15— What is the societal purpose of museums? Preserving a national history? Inspiring inventors? Educating private citizens so they’d contribute more back to society? Helping people coalesce around a shared culture? "Juicing returns from an asset class that's exceptionally illiquid"? All of the above?
16— Museums can have a staggering bottom line. The Met's listed assets are valued at over U$ 100 billion. Unrestricted revenue (revenue except subsidies, endowment, etc) is paltry in comparison, at ~$100M (~0.1%) in 2019. MASP, the largest museum in Brazil, has a collection worth over U$ 2 billion, and made ~U$2M (~0.1%) in revenue in 2019. A museum is like a pool with billionaire TVL but tiny volumes.

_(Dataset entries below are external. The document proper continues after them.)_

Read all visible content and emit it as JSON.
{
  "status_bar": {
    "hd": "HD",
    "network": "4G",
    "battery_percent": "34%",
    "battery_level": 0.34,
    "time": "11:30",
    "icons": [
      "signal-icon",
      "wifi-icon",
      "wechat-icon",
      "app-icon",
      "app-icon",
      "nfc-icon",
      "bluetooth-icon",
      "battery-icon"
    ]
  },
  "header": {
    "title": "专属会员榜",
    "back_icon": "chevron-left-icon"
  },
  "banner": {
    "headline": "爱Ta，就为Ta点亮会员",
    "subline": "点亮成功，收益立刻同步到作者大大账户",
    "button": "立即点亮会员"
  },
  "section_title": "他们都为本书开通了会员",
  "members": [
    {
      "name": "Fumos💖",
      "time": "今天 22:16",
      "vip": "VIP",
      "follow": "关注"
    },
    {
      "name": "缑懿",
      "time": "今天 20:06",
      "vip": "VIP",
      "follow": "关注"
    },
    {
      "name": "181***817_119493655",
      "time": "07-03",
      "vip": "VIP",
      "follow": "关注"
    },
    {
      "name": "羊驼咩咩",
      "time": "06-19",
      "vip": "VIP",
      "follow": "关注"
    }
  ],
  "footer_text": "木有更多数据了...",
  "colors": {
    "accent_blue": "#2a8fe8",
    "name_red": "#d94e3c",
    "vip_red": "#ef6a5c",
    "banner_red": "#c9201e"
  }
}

17 — Exhibitions are museums’ primary product, but these are really just a formal term for assorted objects and stories. Museums hold artwork that carries potential energy, and spark discussion around it. They send out press releases. They get robbed, then rescue back the masterpieces. Mint prints. Sell souvenirs. Museums are content distributors. Deepeningly so in the digital age.

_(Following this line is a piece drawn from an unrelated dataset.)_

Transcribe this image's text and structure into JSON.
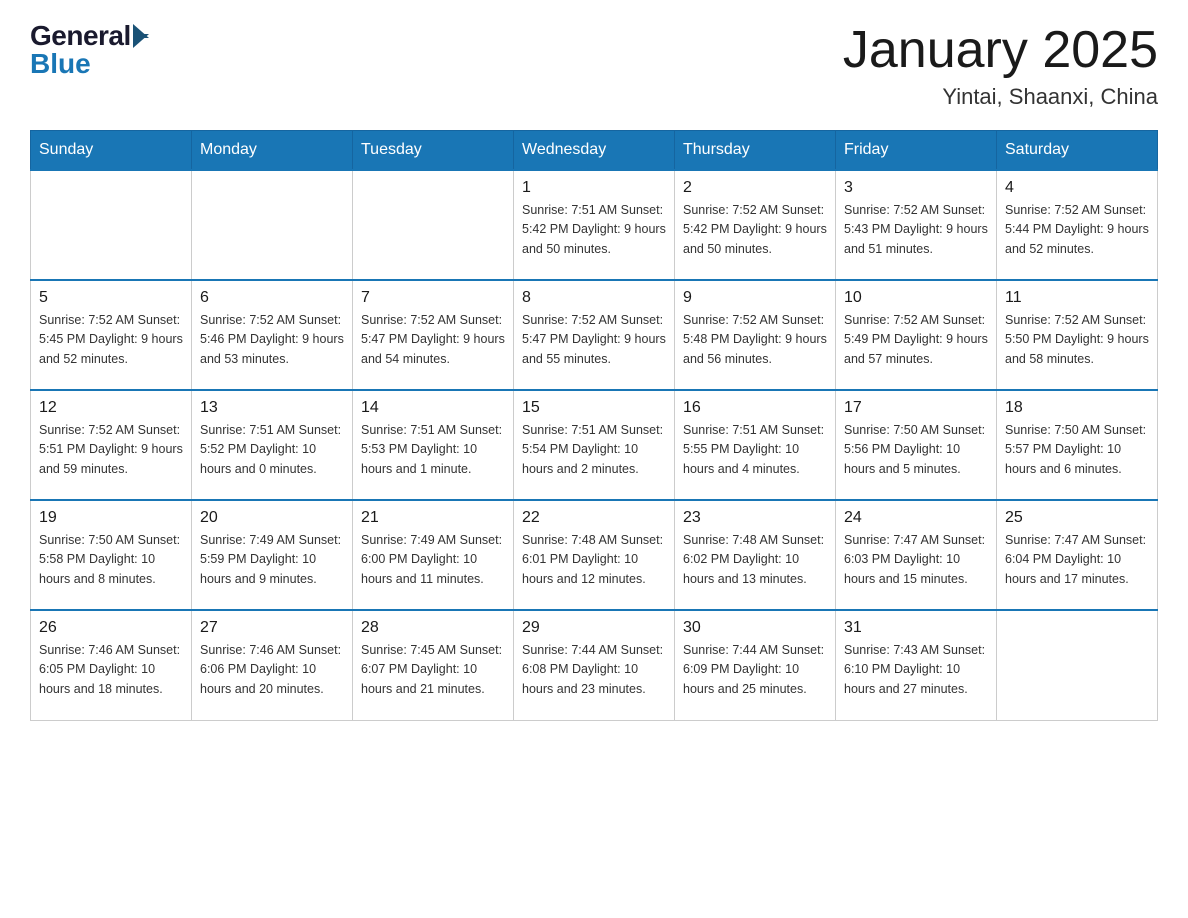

18— Almost all museums you’ve been to are either philanthropically maintained or funded by the state. Gift selling, licensing and art trades account for a tiny fraction of revenues. By design, museums are more of a culture depository than a culture repository (as in Git). "Art DAOs" can be less dependent and more inventive — treating intellectual property a little more like Fortnite, less like the Louvre.
19— FingerprintsDAO recently remixed its large Autoglyph collection into derivative (NFT artworks. The 512 resulting pieces generated trade volumes of ~U$6M in 15 days (~U$70k in fees for the DAO). Annualised, that’s on par with the revenue made by the largest museum in Brazil in 2019.
20— There's this old question in crypto: "What should be the premium of a protocol, vs. a company that 'does the same'"? If art is a trillionaire asset class turning ~$70–100B in yearly volume, how big of a market should art DAOs aim to grab? Does the concept of a billion dollar art DAO sound so crazy, after all?